When we moved the chickens to the back of the property a couple of years ago, we kept the old chicken yard in the front pasture. I had visions of maybe putting a goat out there someday. A nice little barn, a barnyard with a secure fence, netting overhead … what’s not to like?
What’s not to like is that this part of Tennessee is apparently ideal for growing jungles. When I had time, I kept the jungle at bay. Heck, I even tilled the ground inside that chicken yard last year (picture below) and planted some tiger nuts, which have the reputation of being so prolific, they take over an area.
The area was indeed taken over, but not by tiger nuts. The chicken yard became home to a huge variety of tough plants, along with bees, wasps, and countless other insects. Any time I got near the yard, I heard a cacophony of chirping, buzzing, trilling and rattling. We had such a complicated ecosystem thriving in there, I’m surprised the EPA didn’t stop by to tell me I could never touch it.

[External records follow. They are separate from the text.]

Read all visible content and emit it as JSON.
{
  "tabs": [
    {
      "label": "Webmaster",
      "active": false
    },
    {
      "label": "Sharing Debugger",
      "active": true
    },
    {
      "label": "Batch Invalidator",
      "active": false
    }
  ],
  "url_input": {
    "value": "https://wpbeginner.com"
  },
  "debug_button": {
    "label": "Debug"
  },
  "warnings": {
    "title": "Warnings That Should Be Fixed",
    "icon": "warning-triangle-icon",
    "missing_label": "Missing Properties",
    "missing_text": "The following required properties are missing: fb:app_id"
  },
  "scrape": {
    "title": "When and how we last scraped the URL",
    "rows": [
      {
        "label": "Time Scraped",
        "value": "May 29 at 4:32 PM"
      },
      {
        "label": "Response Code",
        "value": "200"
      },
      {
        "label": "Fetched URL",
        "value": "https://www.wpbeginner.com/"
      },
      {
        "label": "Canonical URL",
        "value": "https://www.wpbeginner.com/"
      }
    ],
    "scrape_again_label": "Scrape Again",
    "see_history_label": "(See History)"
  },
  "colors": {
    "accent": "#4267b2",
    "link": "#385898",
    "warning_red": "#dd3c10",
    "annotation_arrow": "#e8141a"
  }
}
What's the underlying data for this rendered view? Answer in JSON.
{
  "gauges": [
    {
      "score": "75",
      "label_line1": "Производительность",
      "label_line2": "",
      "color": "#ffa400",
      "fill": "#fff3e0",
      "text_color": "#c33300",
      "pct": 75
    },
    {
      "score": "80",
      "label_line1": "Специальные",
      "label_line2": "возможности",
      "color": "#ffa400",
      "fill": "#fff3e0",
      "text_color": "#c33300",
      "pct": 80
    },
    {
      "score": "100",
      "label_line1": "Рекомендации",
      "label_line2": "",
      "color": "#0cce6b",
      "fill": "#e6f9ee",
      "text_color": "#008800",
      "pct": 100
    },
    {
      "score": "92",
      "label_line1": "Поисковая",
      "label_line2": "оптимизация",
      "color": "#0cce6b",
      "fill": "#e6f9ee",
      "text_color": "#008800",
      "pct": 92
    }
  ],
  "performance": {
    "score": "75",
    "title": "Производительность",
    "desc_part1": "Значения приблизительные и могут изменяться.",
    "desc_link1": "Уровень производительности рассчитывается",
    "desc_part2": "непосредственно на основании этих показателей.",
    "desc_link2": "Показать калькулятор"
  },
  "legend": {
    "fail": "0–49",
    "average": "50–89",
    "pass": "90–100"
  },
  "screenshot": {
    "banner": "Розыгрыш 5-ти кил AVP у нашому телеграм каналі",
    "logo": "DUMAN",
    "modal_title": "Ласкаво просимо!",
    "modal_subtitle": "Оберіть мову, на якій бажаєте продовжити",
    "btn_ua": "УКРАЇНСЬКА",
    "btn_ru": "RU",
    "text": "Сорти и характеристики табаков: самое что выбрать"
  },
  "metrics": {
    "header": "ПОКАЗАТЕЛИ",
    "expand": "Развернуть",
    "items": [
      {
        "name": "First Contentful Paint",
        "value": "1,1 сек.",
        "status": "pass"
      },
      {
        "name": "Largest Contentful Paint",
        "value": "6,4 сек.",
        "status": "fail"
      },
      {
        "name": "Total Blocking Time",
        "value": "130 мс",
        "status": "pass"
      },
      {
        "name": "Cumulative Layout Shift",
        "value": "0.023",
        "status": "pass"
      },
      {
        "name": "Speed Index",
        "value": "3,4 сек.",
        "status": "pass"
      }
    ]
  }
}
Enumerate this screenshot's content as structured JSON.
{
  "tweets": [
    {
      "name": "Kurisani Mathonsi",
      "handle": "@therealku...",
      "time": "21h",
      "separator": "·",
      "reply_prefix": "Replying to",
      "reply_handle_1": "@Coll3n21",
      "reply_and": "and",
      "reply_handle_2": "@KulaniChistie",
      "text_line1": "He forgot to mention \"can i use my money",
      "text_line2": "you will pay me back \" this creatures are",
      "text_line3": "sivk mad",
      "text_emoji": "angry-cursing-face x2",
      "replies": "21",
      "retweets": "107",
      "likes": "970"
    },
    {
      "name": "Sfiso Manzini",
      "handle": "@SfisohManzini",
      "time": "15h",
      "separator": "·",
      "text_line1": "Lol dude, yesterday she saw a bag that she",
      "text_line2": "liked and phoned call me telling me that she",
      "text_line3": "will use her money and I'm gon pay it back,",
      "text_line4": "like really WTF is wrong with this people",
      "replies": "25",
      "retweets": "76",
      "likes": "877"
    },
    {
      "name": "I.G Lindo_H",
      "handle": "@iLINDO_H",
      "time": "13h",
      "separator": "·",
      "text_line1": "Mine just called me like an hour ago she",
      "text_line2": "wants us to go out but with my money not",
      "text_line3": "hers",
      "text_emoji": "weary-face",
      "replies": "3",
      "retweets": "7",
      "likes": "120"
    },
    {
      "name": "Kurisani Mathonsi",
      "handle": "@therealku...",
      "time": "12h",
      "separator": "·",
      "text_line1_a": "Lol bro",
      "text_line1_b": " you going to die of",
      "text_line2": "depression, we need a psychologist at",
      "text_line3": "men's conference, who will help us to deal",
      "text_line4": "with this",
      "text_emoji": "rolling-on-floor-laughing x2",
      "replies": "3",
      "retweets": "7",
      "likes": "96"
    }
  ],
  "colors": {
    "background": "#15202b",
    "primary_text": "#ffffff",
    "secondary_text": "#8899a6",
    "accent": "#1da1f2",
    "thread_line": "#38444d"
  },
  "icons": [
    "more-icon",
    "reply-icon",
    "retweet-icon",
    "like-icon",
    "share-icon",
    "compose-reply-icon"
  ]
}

Since I didn’t relish the idea of having to periodically get in there under the nets and whack down the jungle, I decided it was time for a long conversation with Chareva to discuss the future of the chicken yard. The conversation went like this:
“Are we ever going to use that front chicken yard for anything again?”
“So can we just get rid of it?”
Just get rid of it sounds easy. Of course, there was rather a lot of work involved.
First, I had to remove the fencing. I snipped away the aluminum ties that clipped the fencing to the t-posts, then yanked and yanked to no avail. The weeds had become intertwined with the fence all along the base, and it was like trying to pull up a tree.
After reciting some ancient curses known only to farmers, I had an inspiration. I looped a chain through the fence and attached the other end to the back of my car. Then I drove sloooowly away from the chicken yard. Sure enough, that ripped the fencing out of the ground. It also left behind some impressive furrows.
The universe seems to have certain rules about which kinds of people are attracted to each other. A night person will usually marry a day person, for example. That’s the case in our marriage. Someone who wants to throw away everything not being used will marry someone who wants to save everything. That’s also the case in our marriage.
I would have chucked the fencing since much of it had gotten torn, but Chareva spotted long sections that were intact. We had a long conversation to determine the future of the fencing. The conversation went like this:
“That’s good, strong fencing. We can’t just throw it all away. That would be a waste.”
So we unrolled it all in the pasture and removed the weeds, then she cut away long sections to save. Then we rolled those up again and stored them in the barn.
With the fencing out of the way, I was able to remove the t-posts. I like cranking away on the t-post remover because it’s good exercise. There’s also very little chance I’ll whack myself in the head with a heavy chunk of steel.
I don’t mean to sound like an advertisement for the Swisher Predator (a.k.a. The Beast), but man, that thing was a real find. The picture below should give you an idea of how thick and tall the jungle was in front of the barn.
Here’s the same area after I pushed The Beast through there. It just kept chewing up the jungle and spitting it out.
That’s The Beast in the foreground below. The jungle is officially whacked, and the chicken yard is gone. I’ll till the ground one more time, then we’ll toss some grass seeds in there.
I sent the picture above to Jimmy Moore to make his day. During our disc-golf tournaments, he’s had quite a few shots drift into the nets that covered the chicken yard. Now all he has to worry about is hitting the barn — which he assures me he’ll do.